▶ Problem
A set of records appears below. Print them all, word for word.

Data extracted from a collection
[Start of section]

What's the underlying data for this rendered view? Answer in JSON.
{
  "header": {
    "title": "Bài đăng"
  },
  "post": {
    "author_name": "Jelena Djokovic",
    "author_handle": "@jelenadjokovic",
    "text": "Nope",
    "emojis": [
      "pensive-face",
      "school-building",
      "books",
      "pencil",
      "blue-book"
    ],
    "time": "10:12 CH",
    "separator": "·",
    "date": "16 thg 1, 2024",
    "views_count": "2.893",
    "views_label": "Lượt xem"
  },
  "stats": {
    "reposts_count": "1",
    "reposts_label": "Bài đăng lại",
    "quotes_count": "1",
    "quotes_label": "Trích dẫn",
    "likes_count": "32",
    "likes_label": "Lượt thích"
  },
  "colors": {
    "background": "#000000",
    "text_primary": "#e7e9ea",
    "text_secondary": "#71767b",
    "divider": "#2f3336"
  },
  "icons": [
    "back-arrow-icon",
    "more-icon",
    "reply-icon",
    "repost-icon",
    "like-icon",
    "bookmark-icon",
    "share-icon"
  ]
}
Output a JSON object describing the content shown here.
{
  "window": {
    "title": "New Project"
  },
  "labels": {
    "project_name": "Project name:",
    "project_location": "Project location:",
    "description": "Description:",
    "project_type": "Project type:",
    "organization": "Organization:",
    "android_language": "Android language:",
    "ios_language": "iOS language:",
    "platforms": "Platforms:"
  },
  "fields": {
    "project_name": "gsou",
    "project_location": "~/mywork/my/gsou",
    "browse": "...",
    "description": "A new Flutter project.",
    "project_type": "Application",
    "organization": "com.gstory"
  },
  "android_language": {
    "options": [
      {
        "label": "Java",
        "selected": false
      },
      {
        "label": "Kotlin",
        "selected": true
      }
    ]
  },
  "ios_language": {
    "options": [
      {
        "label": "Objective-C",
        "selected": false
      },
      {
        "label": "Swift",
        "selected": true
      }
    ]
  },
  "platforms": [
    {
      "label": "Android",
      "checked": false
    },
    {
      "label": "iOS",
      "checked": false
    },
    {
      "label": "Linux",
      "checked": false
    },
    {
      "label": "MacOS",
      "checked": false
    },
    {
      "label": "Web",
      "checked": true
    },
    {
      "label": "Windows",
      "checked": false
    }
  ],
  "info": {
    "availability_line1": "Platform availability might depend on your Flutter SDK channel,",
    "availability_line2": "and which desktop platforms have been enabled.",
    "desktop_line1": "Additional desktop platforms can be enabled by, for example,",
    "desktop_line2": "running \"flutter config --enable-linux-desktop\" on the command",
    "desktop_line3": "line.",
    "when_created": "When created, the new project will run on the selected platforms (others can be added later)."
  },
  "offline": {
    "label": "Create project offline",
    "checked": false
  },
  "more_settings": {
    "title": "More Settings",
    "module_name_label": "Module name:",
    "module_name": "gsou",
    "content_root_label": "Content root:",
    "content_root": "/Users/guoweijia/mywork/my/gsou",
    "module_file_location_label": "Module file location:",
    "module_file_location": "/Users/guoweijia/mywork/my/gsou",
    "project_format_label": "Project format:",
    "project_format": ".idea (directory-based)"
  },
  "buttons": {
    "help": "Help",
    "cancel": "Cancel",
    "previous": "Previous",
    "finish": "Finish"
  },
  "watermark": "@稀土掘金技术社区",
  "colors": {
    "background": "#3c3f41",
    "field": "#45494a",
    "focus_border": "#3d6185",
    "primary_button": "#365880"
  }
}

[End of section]

▶ Solution to this task
What's the underlying data for this rendered view? Answer in JSON.
{
  "header": {
    "title": "Bài đăng"
  },
  "post": {
    "author_name": "Jelena Djokovic",
    "author_handle": "@jelenadjokovic",
    "text": "Nope",
    "emojis": [
      "pensive-face",
      "school-building",
      "books",
      "pencil",
      "blue-book"
    ],
    "time": "10:12 CH",
    "separator": "·",
    "date": "16 thg 1, 2024",
    "views_count": "2.893",
    "views_label": "Lượt xem"
  },
  "stats": {
    "reposts_count": "1",
    "reposts_label": "Bài đăng lại",
    "quotes_count": "1",
    "quotes_label": "Trích dẫn",
    "likes_count": "32",
    "likes_label": "Lượt thích"
  },
  "colors": {
    "background": "#000000",
    "text_primary": "#e7e9ea",
    "text_secondary": "#71767b",
    "divider": "#2f3336"
  },
  "icons": [
    "back-arrow-icon",
    "more-icon",
    "reply-icon",
    "repost-icon",
    "like-icon",
    "bookmark-icon",
    "share-icon"
  ]
}
Output a JSON object describing the content shown here.
{
  "window": {
    "title": "New Project"
  },
  "labels": {
    "project_name": "Project name:",
    "project_location": "Project location:",
    "description": "Description:",
    "project_type": "Project type:",
    "organization": "Organization:",
    "android_language": "Android language:",
    "ios_language": "iOS language:",
    "platforms": "Platforms:"
  },
  "fields": {
    "project_name": "gsou",
    "project_location": "~/mywork/my/gsou",
    "browse": "...",
    "description": "A new Flutter project.",
    "project_type": "Application",
    "organization": "com.gstory"
  },
  "android_language": {
    "options": [
      {
        "label": "Java",
        "selected": false
      },
      {
        "label": "Kotlin",
        "selected": true
      }
    ]
  },
  "ios_language": {
    "options": [
      {
        "label": "Objective-C",
        "selected": false
      },
      {
        "label": "Swift",
        "selected": true
      }
    ]
  },
  "platforms": [
    {
      "label": "Android",
      "checked": false
    },
    {
      "label": "iOS",
      "checked": false
    },
    {
      "label": "Linux",
      "checked": false
    },
    {
      "label": "MacOS",
      "checked": false
    },
    {
      "label": "Web",
      "checked": true
    },
    {
      "label": "Windows",
      "checked": false
    }
  ],
  "info": {
    "availability_line1": "Platform availability might depend on your Flutter SDK channel,",
    "availability_line2": "and which desktop platforms have been enabled.",
    "desktop_line1": "Additional desktop platforms can be enabled by, for example,",
    "desktop_line2": "running \"flutter config --enable-linux-desktop\" on the command",
    "desktop_line3": "line.",
    "when_created": "When created, the new project will run on the selected platforms (others can be added later)."
  },
  "offline": {
    "label": "Create project offline",
    "checked": false
  },
  "more_settings": {
    "title": "More Settings",
    "module_name_label": "Module name:",
    "module_name": "gsou",
    "content_root_label": "Content root:",
    "content_root": "/Users/guoweijia/mywork/my/gsou",
    "module_file_location_label": "Module file location:",
    "module_file_location": "/Users/guoweijia/mywork/my/gsou",
    "project_format_label": "Project format:",
    "project_format": ".idea (directory-based)"
  },
  "buttons": {
    "help": "Help",
    "cancel": "Cancel",
    "previous": "Previous",
    "finish": "Finish"
  },
  "watermark": "@稀土掘金技术社区",
  "colors": {
    "background": "#3c3f41",
    "field": "#45494a",
    "focus_border": "#3d6185",
    "primary_button": "#365880"
  }
}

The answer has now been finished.